The goals for the two-day symposium were to:
1. Identify strategies to promote a full evaluation of risk vs. potential outcomes in long term care.
2. Reframe the current concept of safety to better balance both upside and downside risk potential.
3. Identify codes and standards which should be addressed in order to better balance upside and downside risk.
4. Identify stakeholder groups to enlist in seeking necessary code and standard changes.

Some ideas collected (not consensus) were the following:

• Consider using probability instead of potential for harm in the CMS scope and severity grid; gather the research to back the use of probability of harm instead of potential which can be anything.
• Consider adding to every regulation “if the resident desires” or “according to the resident;” for example, Tag F363 Menus be followed if the resident desires.
• Discontinue making policies for the 1%, make the policies for the 99%. Broad global policies limit life for the 99%, individualize polices by stating that individual care plans will be adapted for each person in relationship to risk, safety, etc.
• Copy the CMS survey process for homecare where whatever provider has done is recognized and considered into survey findings.
• Incentivize like Colorado P4P bonus reimbursement and Ohio Medicaid Reimbursement where homes must implement a subset of person-directed practices in order to receive full reimbursement.
• Include each person’s goals for themselves and their perspective on risk. This should be individualized based on how much risk they want/can tolerate. Kind of like investing in 401K plans, some of us prefer low risk, others moderate or high risk. Risk needs to be determined by the Elder primarily, and not by surveyors, corporate leaders or other professionals who assign this determination based upon what they think is best for all parties involved.
• Concept of safety is one dimensional regarding the body. Need to add mind/spirit, psychosocial.
• Immediate Jeopardy includes potential for harm which is so very easy to cite, easier to cite IJ than a G. This needs to change because it has the greatest sanction associated with it – possibly move potential for harm somewhere lower down on the grid.
• Equitable attention to all relevant regulations; treat all requirements the same. Preventing accidents is just as important as resident has the right to refuse medical treatment or right to choice.
• Eliminate FOSS/federal surveys as they are over burdensome and do not result in better care for residents; redirect those resources to training of how culture change practices embody intent of OBRA ’87 Nursing Home Reform Law and current regulations.
• Explore legal strategies to promote resident choice and consistent enforcement of all regulations.
• Recognition that accidents happen – differentiate between accident and neglect/systems failure.
• Reconsider the current metrics for success and incentives: do we incentivize surplus safety or highest practicable physical, mental and psychosocial well-being?
• Research the benefits to upside risk.

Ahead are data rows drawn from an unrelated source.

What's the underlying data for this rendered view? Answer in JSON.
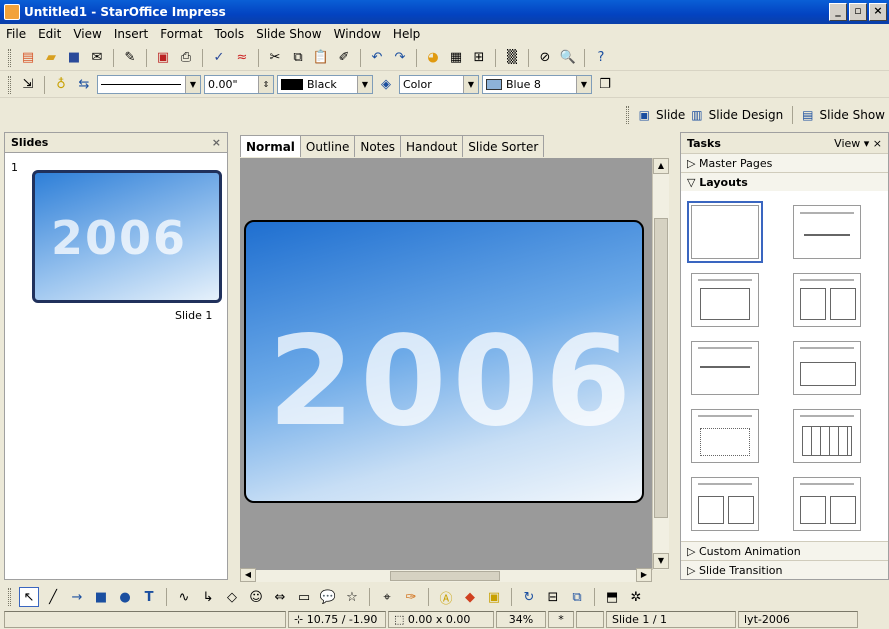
{
  "window": {
    "title": "Untitled1 - StarOffice Impress"
  },
  "menu": [
    "File",
    "Edit",
    "View",
    "Insert",
    "Format",
    "Tools",
    "Slide Show",
    "Window",
    "Help"
  ],
  "line_toolbar": {
    "line_width": "0.00\"",
    "line_color": "Black",
    "fill_type": "Color",
    "fill_color": "Blue 8"
  },
  "presentation_toolbar": {
    "slide": "Slide",
    "slide_design": "Slide Design",
    "slide_show": "Slide Show"
  },
  "slides_panel": {
    "title": "Slides",
    "close": "×",
    "slide_number": "1",
    "slide_name": "Slide 1",
    "slide_text": "2006"
  },
  "view_tabs": [
    "Normal",
    "Outline",
    "Notes",
    "Handout",
    "Slide Sorter"
  ],
  "main_slide": {
    "text": "2006"
  },
  "tasks_panel": {
    "title": "Tasks",
    "view": "View ▾ ×",
    "master_pages": "Master Pages",
    "layouts": "Layouts",
    "custom_animation": "Custom Animation",
    "slide_transition": "Slide Transition"
  },
  "status": {
    "position": "10.75 / -1.90",
    "size": "0.00 x 0.00",
    "zoom": "34%",
    "modified": "*",
    "slide": "Slide 1 / 1",
    "layout": "lyt-2006"
  },
  "colors": {
    "title_bar": "#0a5fd6",
    "slide_blue": "#1f6fd0",
    "selection": "#3a66c0"
  }
}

As you can see, many good ideas on how to eliminate surplus safety were collected. According to Rob Mayer of the Hulda B. and Maurice L. Rothschild Foundation, this is just the start. Be on the alert for more to come. In the meanwhile, do whatever you can to promote the balance in every person’s life of both upside and downside risk. Better yet, do all you can to promote that the person continues to be the boss of their life. Promote this daily with persons you serve. Call for meetings with your survey agency that is to serve the persons living in nursing homes and assisted livings in your state. Lean on your state culture change coalition to bring up these issues in already-established stakeholder meetings. Don’t wait for someone else to do something. See what you can make happen. Go get famous. Eden has a great motto: “It’s Time.” Actually, it’s past time. We all want better.

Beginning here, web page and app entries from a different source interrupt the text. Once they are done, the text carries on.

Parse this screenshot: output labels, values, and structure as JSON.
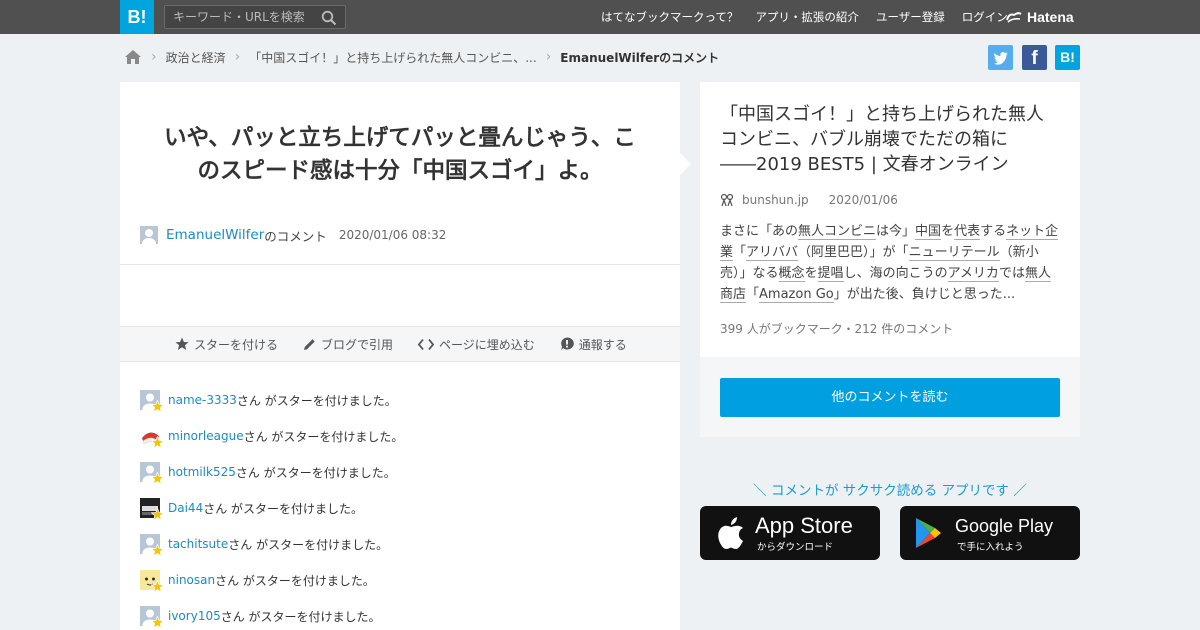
{
  "header": {
    "logo": "B!",
    "search_placeholder": "キーワード・URLを検索",
    "nav": [
      "はてなブックマークって？",
      "アプリ・拡張の紹介",
      "ユーザー登録",
      "ログイン"
    ],
    "brand": "Hatena"
  },
  "breadcrumb": {
    "category": "政治と経済",
    "article": "「中国スゴイ！」と持ち上げられた無人コンビニ、...",
    "current": "EmanuelWilferのコメント"
  },
  "comment": {
    "text_line1": "いや、パッと立ち上げてパッと畳んじゃう、こ",
    "text_line2": "のスピード感は十分「中国スゴイ」よ。",
    "user": "EmanuelWilfer",
    "user_suffix": "のコメント",
    "timestamp": "2020/01/06 08:32"
  },
  "actions": {
    "star": "スターを付ける",
    "blog": "ブログで引用",
    "embed": "ページに埋め込む",
    "report": "通報する"
  },
  "stars": {
    "suffix": "さん がスターを付けました。",
    "users": [
      "name-3333",
      "minorleague",
      "hotmilk525",
      "Dai44",
      "tachitsute",
      "ninosan",
      "ivory105"
    ]
  },
  "article": {
    "title_line1": "「中国スゴイ！」と持ち上げられた無人",
    "title_line2": "コンビニ、バブル崩壊でただの箱に",
    "title_line3": "――2019 BEST5 | 文春オンライン",
    "domain": "bunshun.jp",
    "date": "2020/01/06",
    "desc": {
      "p1": "まさに「あの",
      "k1": "無人コンビニ",
      "p2": "は今」",
      "k2": "中国",
      "p3": "を",
      "k3": "代表",
      "p4": "する",
      "k4": "ネット企業",
      "p5": "「",
      "k5": "アリババ",
      "p6": "（阿里巴巴）」が「",
      "k6": "ニューリテール",
      "p7": "（新小売）」なる",
      "k7": "概念",
      "p8": "を",
      "k8": "提唱",
      "p9": "し、海の向こうの",
      "k9": "アメリカ",
      "p10": "では",
      "k10": "無人商店",
      "p11": "「",
      "k11": "Amazon Go",
      "p12": "」が出た後、負けじと思った..."
    },
    "stats": "399 人がブックマーク・212 件のコメント",
    "read_more": "他のコメントを読む"
  },
  "promo": {
    "text": "＼ コメントが サクサク読める アプリです ／",
    "appstore_big": "App Store",
    "appstore_small": "からダウンロード",
    "googleplay_big": "Google Play",
    "googleplay_small": "で手に入れよう"
  },
  "colors": {
    "header_bg": "#505050",
    "logo_bg": "#00a4de",
    "link": "#1b8bc3",
    "button": "#00a0e0",
    "twitter": "#55acee",
    "facebook": "#3b5998",
    "hatena": "#00a4de",
    "star": "#f5c400"
  }
}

Carmen Bowman, Regulator turned Educator, owner Edu-Catering: Catering Education for Compliance and Culture Change and Facilitator of the 2012 Surplus Safety Symposium